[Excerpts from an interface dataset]
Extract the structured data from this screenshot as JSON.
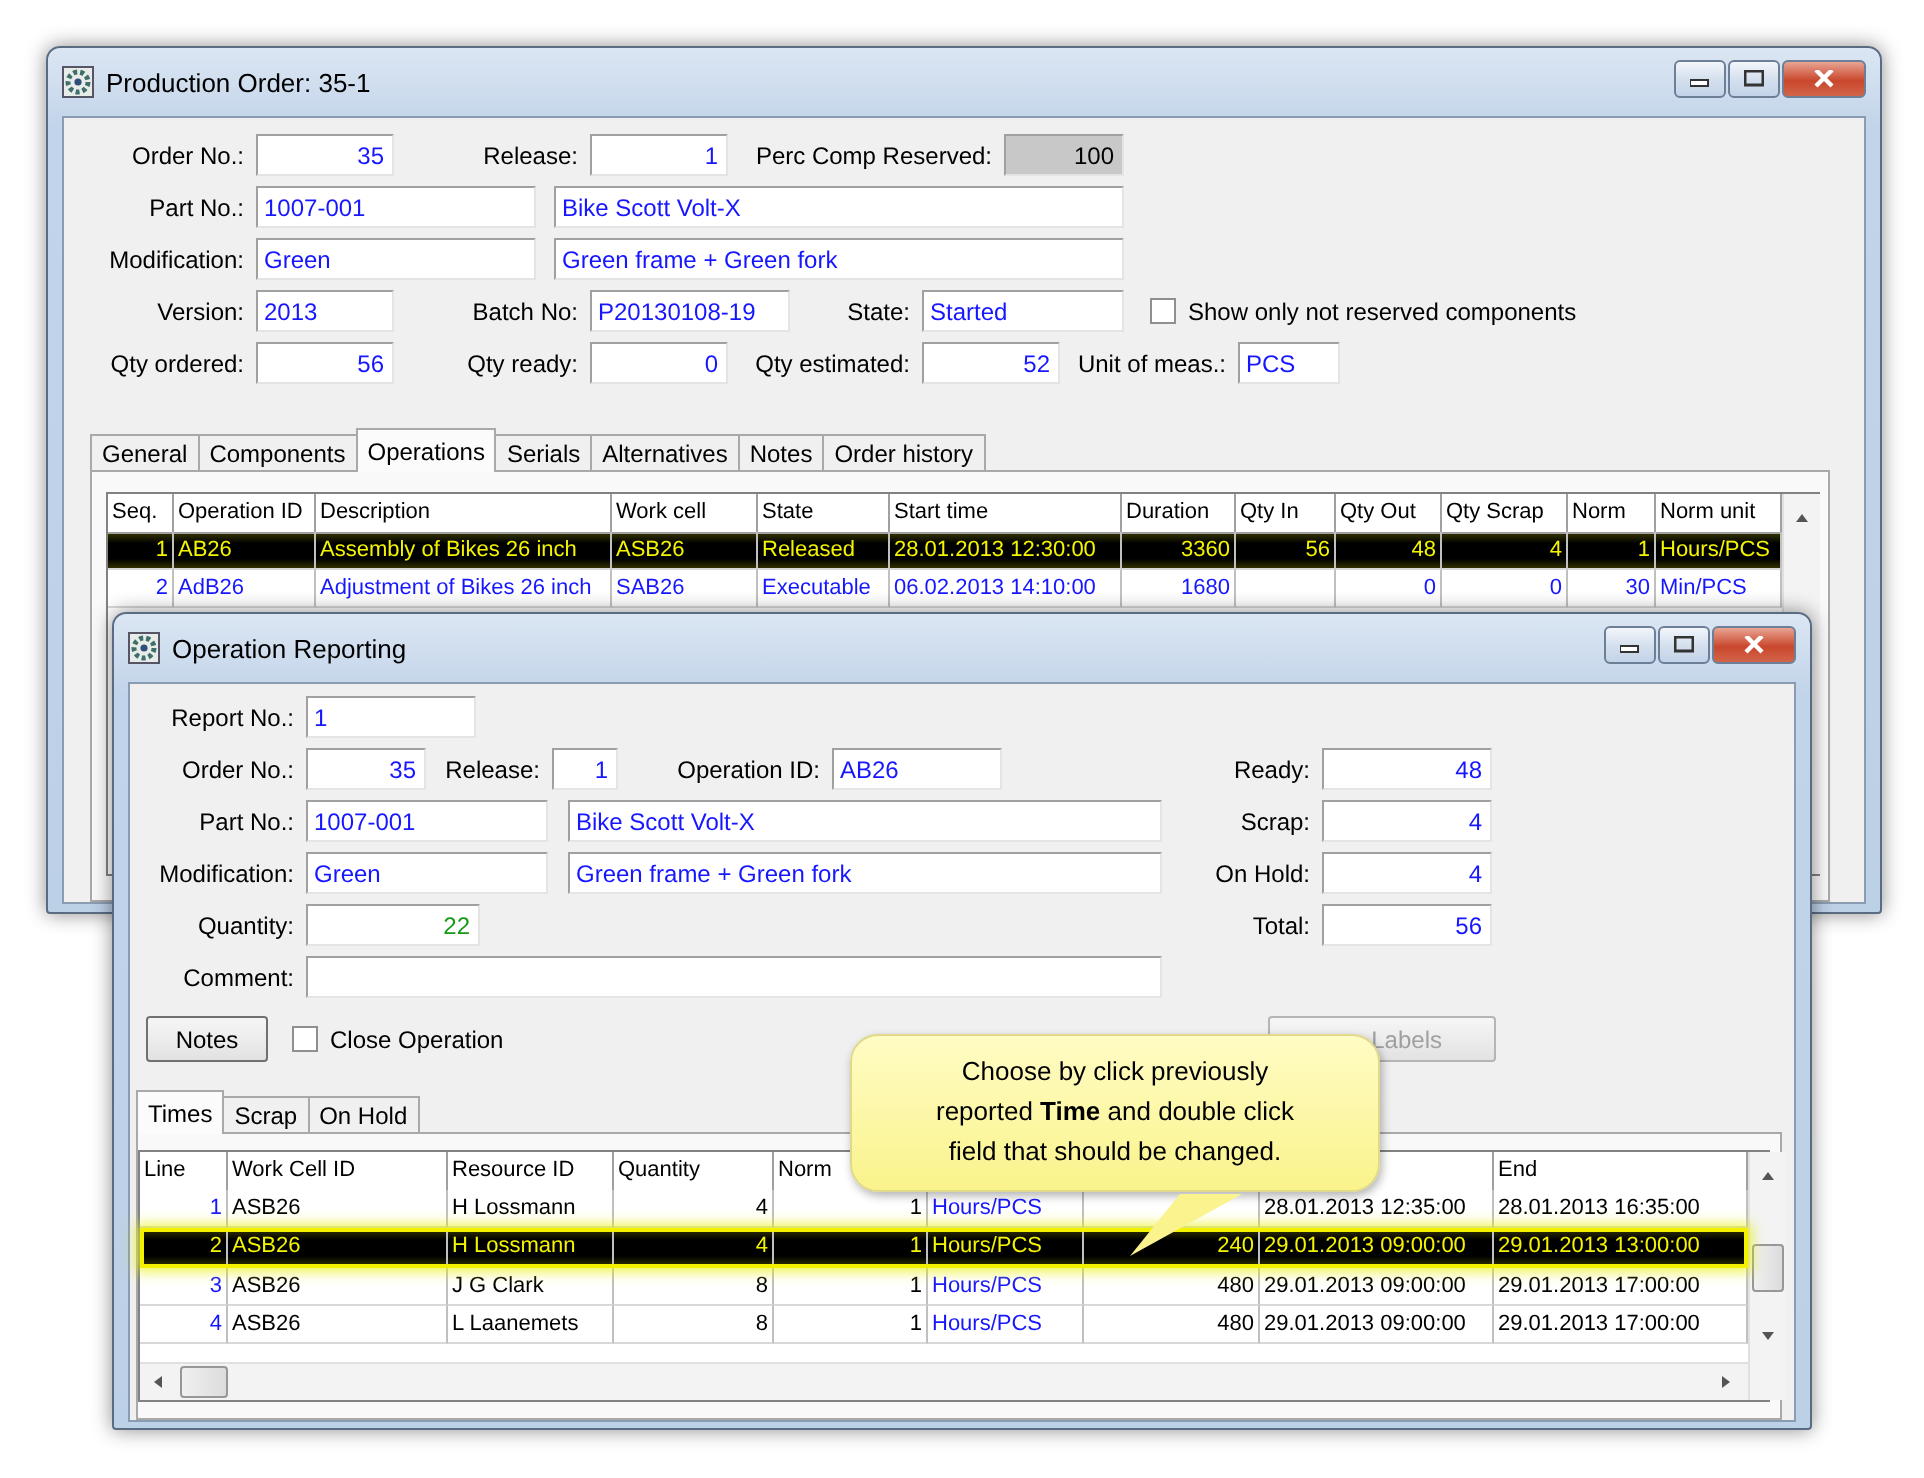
{
  "production_order": {
    "title": "Production Order: 35-1",
    "fields": {
      "order_no": {
        "label": "Order No.:",
        "value": "35"
      },
      "release": {
        "label": "Release:",
        "value": "1"
      },
      "perc_comp_reserved": {
        "label": "Perc Comp Reserved:",
        "value": "100"
      },
      "part_no": {
        "label": "Part No.:",
        "value": "1007-001",
        "description": "Bike Scott Volt-X"
      },
      "modification": {
        "label": "Modification:",
        "value": "Green",
        "description": "Green frame + Green fork"
      },
      "version": {
        "label": "Version:",
        "value": "2013"
      },
      "batch_no": {
        "label": "Batch No:",
        "value": "P20130108-19"
      },
      "state": {
        "label": "State:",
        "value": "Started"
      },
      "qty_ordered": {
        "label": "Qty ordered:",
        "value": "56"
      },
      "qty_ready": {
        "label": "Qty ready:",
        "value": "0"
      },
      "qty_estimated": {
        "label": "Qty estimated:",
        "value": "52"
      },
      "unit_of_meas": {
        "label": "Unit of meas.:",
        "value": "PCS"
      }
    },
    "show_only_not_reserved": {
      "label": "Show only not reserved components",
      "checked": false
    },
    "tabs": [
      {
        "label": "General",
        "selected": false
      },
      {
        "label": "Components",
        "selected": false
      },
      {
        "label": "Operations",
        "selected": true
      },
      {
        "label": "Serials",
        "selected": false
      },
      {
        "label": "Alternatives",
        "selected": false
      },
      {
        "label": "Notes",
        "selected": false
      },
      {
        "label": "Order history",
        "selected": false
      }
    ],
    "table": {
      "columns": {
        "seq": "Seq.",
        "operation_id": "Operation ID",
        "description": "Description",
        "work_cell": "Work cell",
        "state": "State",
        "start_time": "Start time",
        "duration": "Duration",
        "qty_in": "Qty In",
        "qty_out": "Qty Out",
        "qty_scrap": "Qty Scrap",
        "norm": "Norm",
        "norm_unit": "Norm unit"
      },
      "rows": [
        {
          "selected": true,
          "seq": "1",
          "operation_id": "AB26",
          "description": "Assembly of Bikes 26 inch",
          "work_cell": "ASB26",
          "state": "Released",
          "start_time": "28.01.2013 12:30:00",
          "duration": "3360",
          "qty_in": "56",
          "qty_out": "48",
          "qty_scrap": "4",
          "norm": "1",
          "norm_unit": "Hours/PCS"
        },
        {
          "selected": false,
          "seq": "2",
          "operation_id": "AdB26",
          "description": "Adjustment of Bikes 26 inch",
          "work_cell": "SAB26",
          "state": "Executable",
          "start_time": "06.02.2013 14:10:00",
          "duration": "1680",
          "qty_out": "0",
          "qty_scrap": "0",
          "norm": "30",
          "norm_unit": "Min/PCS"
        }
      ]
    }
  },
  "operation_reporting": {
    "title": "Operation Reporting",
    "fields": {
      "report_no": {
        "label": "Report No.:",
        "value": "1"
      },
      "order_no": {
        "label": "Order No.:",
        "value": "35"
      },
      "release": {
        "label": "Release:",
        "value": "1"
      },
      "operation_id": {
        "label": "Operation ID:",
        "value": "AB26"
      },
      "part_no": {
        "label": "Part No.:",
        "value": "1007-001",
        "description": "Bike Scott Volt-X"
      },
      "modification": {
        "label": "Modification:",
        "value": "Green",
        "description": "Green frame + Green fork"
      },
      "quantity": {
        "label": "Quantity:",
        "value": "22"
      },
      "comment": {
        "label": "Comment:"
      },
      "ready": {
        "label": "Ready:",
        "value": "48"
      },
      "scrap": {
        "label": "Scrap:",
        "value": "4"
      },
      "on_hold": {
        "label": "On Hold:",
        "value": "4"
      },
      "total": {
        "label": "Total:",
        "value": "56"
      }
    },
    "notes_button": {
      "label": "Notes"
    },
    "close_operation": {
      "label": "Close Operation",
      "checked": false
    },
    "labels_button": {
      "label": "Labels",
      "disabled": true
    },
    "tabs": [
      {
        "label": "Times",
        "selected": true
      },
      {
        "label": "Scrap",
        "selected": false
      },
      {
        "label": "On Hold",
        "selected": false
      }
    ],
    "table": {
      "columns": {
        "line": "Line",
        "work_cell_id": "Work Cell ID",
        "resource_id": "Resource ID",
        "quantity": "Quantity",
        "norm": "Norm",
        "end": "End"
      },
      "rows": [
        {
          "selected": false,
          "line": "1",
          "work_cell_id": "ASB26",
          "resource_id": "H Lossmann",
          "quantity": "4",
          "norm": "1",
          "column_6": "Hours/PCS",
          "column_8": "28.01.2013 12:35:00",
          "end": "28.01.2013 16:35:00"
        },
        {
          "selected": true,
          "line": "2",
          "work_cell_id": "ASB26",
          "resource_id": "H Lossmann",
          "quantity": "4",
          "norm": "1",
          "column_6": "Hours/PCS",
          "column_7": "240",
          "column_8": "29.01.2013 09:00:00",
          "end": "29.01.2013 13:00:00"
        },
        {
          "selected": false,
          "line": "3",
          "work_cell_id": "ASB26",
          "resource_id": "J G Clark",
          "quantity": "8",
          "norm": "1",
          "column_6": "Hours/PCS",
          "column_7": "480",
          "column_8": "29.01.2013 09:00:00",
          "end": "29.01.2013 17:00:00"
        },
        {
          "selected": false,
          "line": "4",
          "work_cell_id": "ASB26",
          "resource_id": "L Laanemets",
          "quantity": "8",
          "norm": "1",
          "column_6": "Hours/PCS",
          "column_7": "480",
          "column_8": "29.01.2013 09:00:00",
          "end": "29.01.2013 17:00:00"
        }
      ]
    }
  },
  "callout": {
    "lines": [
      "Choose by click previously",
      "reported **Time** and double click",
      "field that should be changed."
    ]
  }
}
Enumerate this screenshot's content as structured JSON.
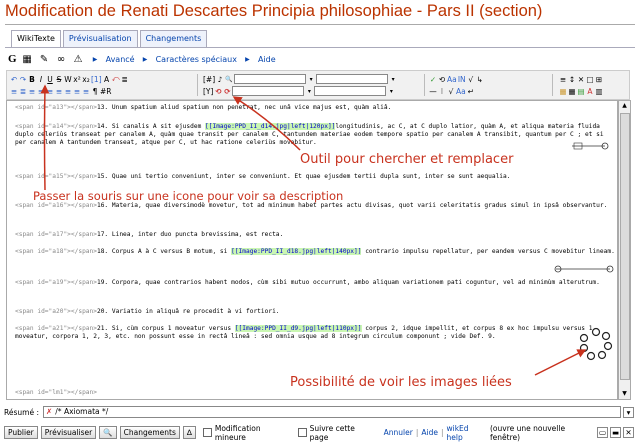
{
  "page": {
    "title": "Modification de Renati Descartes Principia philosophiae - Pars II (section)"
  },
  "tabs": [
    {
      "label": "WikiTexte",
      "active": true
    },
    {
      "label": "Prévisualisation",
      "active": false
    },
    {
      "label": "Changements",
      "active": false
    }
  ],
  "toolbar": {
    "g_label": "G",
    "advanced_label": "Avancé",
    "special_chars_label": "Caractères spéciaux",
    "help_label": "Aide",
    "row1": [
      "↶",
      "↷",
      "B",
      "I",
      "U",
      "S",
      "W",
      "x²",
      "x₂",
      "[1]",
      "A",
      "⤺",
      "≣"
    ],
    "row2": [
      "≡",
      "≣",
      "≡",
      "≡",
      "≡",
      "≡",
      "≡",
      "≡",
      "≡",
      "¶",
      "#R"
    ],
    "search_row1": [
      "[#]",
      "♪",
      "🔍"
    ],
    "search_row2": [
      "[Y]",
      "⟲",
      "⟳"
    ],
    "group3_row1": [
      "✓",
      "⟲",
      "Aa",
      "IN",
      "√",
      "↳"
    ],
    "group3_row2": [
      "—",
      "⁝",
      "√",
      "Aa",
      "↵"
    ],
    "group4_row1": [
      "≡",
      "↕",
      "✕",
      "□",
      "⊞"
    ],
    "group4_row2": [
      "▦",
      "▦",
      "▤",
      "A",
      "▥"
    ]
  },
  "editor": {
    "lines": [
      {
        "id": "a13",
        "text": "13. Unum spatium aliud spatium non penetrat, nec unâ vice majus est, quàm aliâ."
      },
      {
        "id": "a14",
        "pre": "14. Si canalis A sit ejusdem ",
        "img": "[[Image:PPD_II_d14.jpg|left|120px]]",
        "post": "longitudinis, ac C, at C duplo latior, quàm A, et aliqua materia fluida duplo celeriùs transeat per canalem A, quàm quae transit per canalem C, tantundem materiae eodem tempore spatio per canalem A transibit, quantum per C ; et si per canalem A tantundem transeat, atque per C, ut hac ratione celeriùs movebitur."
      },
      {
        "id": "a15",
        "text": "15. Quae uni tertio conveniunt, inter se conveniunt. Et quae ejusdem tertii dupla sunt, inter se sunt aequalia."
      },
      {
        "id": "a16",
        "text": "16. Materia, quae diversimodè movetur, tot ad minimum habet partes actu divisas, quot varii celeritatis gradus simul in ipsâ observantur."
      },
      {
        "id": "a17",
        "text": "17. Linea, inter duo puncta brevissima, est recta."
      },
      {
        "id": "a18",
        "pre": "18. Corpus A à C versus B motum, si ",
        "img": "[[Image:PPD_II_d18.jpg|left|140px]]",
        "post": " contrario impulsu repellatur, per eandem versus C movebitur lineam."
      },
      {
        "id": "a19",
        "text": "19. Corpora, quae contrarios habent modos, cùm sibi mutuo occurrunt, ambo aliquam variationem pati coguntur, vel ad minimùm alterutrum."
      },
      {
        "id": "a20",
        "text": "20. Variatio in aliquâ re procedit à vi fortiori."
      },
      {
        "id": "a21",
        "pre": "21. Si, cùm corpus 1 moveatur versus ",
        "img": "[[Image:PPD_II_d9.jpg|left|110px]]",
        "post": " corpus 2, idque impellit, et corpus 8 ex hoc impulsu versus 1 moveatur, corpora 1, 2, 3, etc. non possunt esse in rectâ lineâ : sed omnia usque ad 8 integrum circulum componunt ; vide Def. 9."
      },
      {
        "id": "lm1",
        "text": ""
      }
    ]
  },
  "annotations": {
    "search_replace": "Outil pour chercher et remplacer",
    "hover_icon": "Passer la souris sur une icone pour voir sa description",
    "linked_images": "Possibilité de voir les images liées"
  },
  "summary": {
    "label": "Résumé :",
    "value": "/* Axiomata */"
  },
  "actions": {
    "publish": "Publier",
    "preview": "Prévisualiser",
    "changes": "Changements",
    "minor_edit": "Modification mineure",
    "watch": "Suivre cette page",
    "cancel": "Annuler",
    "help": "Aide",
    "wiked_help": "wikEd help",
    "new_window": "(ouvre une nouvelle fenêtre)"
  },
  "colors": {
    "title": "#bb3300",
    "annotation": "#c8321e",
    "image_highlight": "#caf7b2",
    "link": "#0645ad"
  }
}
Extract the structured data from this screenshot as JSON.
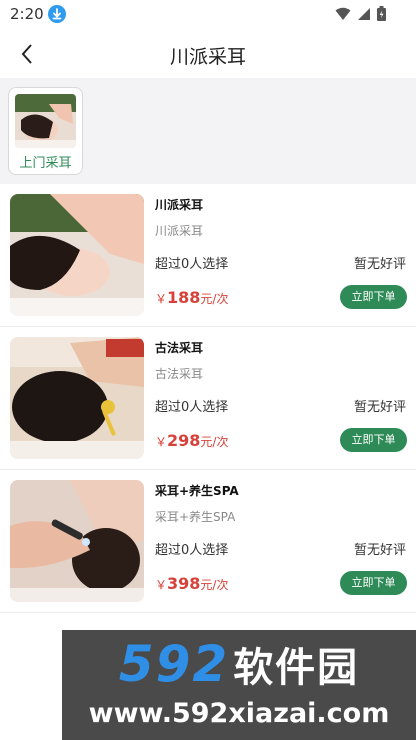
{
  "status_bar": {
    "time": "2:20"
  },
  "nav": {
    "title": "川派采耳"
  },
  "category": {
    "label": "上门采耳"
  },
  "services": [
    {
      "title": "川派采耳",
      "subtitle": "川派采耳",
      "count": "超过0人选择",
      "review": "暂无好评",
      "currency": "￥",
      "price": "188",
      "unit": "元/次",
      "button": "立即下单"
    },
    {
      "title": "古法采耳",
      "subtitle": "古法采耳",
      "count": "超过0人选择",
      "review": "暂无好评",
      "currency": "￥",
      "price": "298",
      "unit": "元/次",
      "button": "立即下单"
    },
    {
      "title": "采耳+养生SPA",
      "subtitle": "采耳+养生SPA",
      "count": "超过0人选择",
      "review": "暂无好评",
      "currency": "￥",
      "price": "398",
      "unit": "元/次",
      "button": "立即下单"
    }
  ],
  "watermark": {
    "digits": "592",
    "text": "软件园",
    "url": "www.592xiazai.com"
  },
  "colors": {
    "accent": "#2e8b57",
    "price": "#d8413a",
    "category_bg": "#f3f3f5"
  }
}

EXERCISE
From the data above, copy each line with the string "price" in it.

SOLVED EXERCISE
      "price": "188",
      "price": "298",
      "price": "398",
    "price": "#d8413a",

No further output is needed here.